Objectives: To determine whether a significant change in cervical hysteresis would be observed after each treatment regardless of a short treatment interval.
Methods: A total of 34 subjects were retrospectively noted to be repeat subjects from a larger, 213-subject study. These 34 subjects were repeat participants who were treated with two different direct-treatment modalities 7–10 days apart. Each subject was randomly assigned to receive a single-segmental ME or HVLA treatment technique directed toward a cervical (C) segment (C3–C5 only). Subjects were objectively measured pretreatment in all cervical segments utilizing the Ultralign SA201®, then treated with cervical OMT to a single segment, and finally reassessed at all cervical levels with the Ultralign SA201® posttreatment to assess for change in cervical hysteresis.
Results: Statistically significant or suggestive changes (p-values 0.01–0.08) with good clinical effect size (0.30 or greater) were noted in all four components of the Ultralign SA201® at multiple cervical levels after the first treatment, but only one component (frequency) had a statistically significant change after the second treatment (AA cervical level, p-value 0.01) with good clinical effect size (0.45). However, when comparing the post–first-treatment values to the pre–second-treatment values, no statistically significant differences (p-value 0.10 or higher) were observed between them.

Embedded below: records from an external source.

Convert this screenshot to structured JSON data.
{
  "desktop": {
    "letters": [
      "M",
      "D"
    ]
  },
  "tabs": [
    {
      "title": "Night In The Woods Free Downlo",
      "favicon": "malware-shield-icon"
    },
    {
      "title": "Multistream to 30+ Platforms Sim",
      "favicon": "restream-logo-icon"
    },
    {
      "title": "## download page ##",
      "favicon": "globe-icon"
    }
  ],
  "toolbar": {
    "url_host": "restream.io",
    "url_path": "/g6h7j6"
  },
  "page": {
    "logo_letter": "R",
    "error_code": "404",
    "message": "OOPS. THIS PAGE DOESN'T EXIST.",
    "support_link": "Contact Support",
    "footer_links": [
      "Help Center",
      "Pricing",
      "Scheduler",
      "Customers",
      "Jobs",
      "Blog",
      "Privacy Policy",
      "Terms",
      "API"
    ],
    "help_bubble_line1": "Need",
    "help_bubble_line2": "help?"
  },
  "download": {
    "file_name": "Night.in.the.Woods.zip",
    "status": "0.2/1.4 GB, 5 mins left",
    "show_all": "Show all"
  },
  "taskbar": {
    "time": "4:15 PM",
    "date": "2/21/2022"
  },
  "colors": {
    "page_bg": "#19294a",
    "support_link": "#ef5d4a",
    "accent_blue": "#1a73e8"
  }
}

Conclusions: Statistically significant changes were noted after the first treatment; however, when comparing cervical hysteresis changes after the first treatment to the cervical hysteresis values prior to the second treatment delivered 7–10 days later, there were no statistically significant or suggestive changes. This data suggest that several post-OMT changes noted after the first treatment were still in effect and may indicate that follow-up visits for direct manipulation may be deferred for a least two weeks.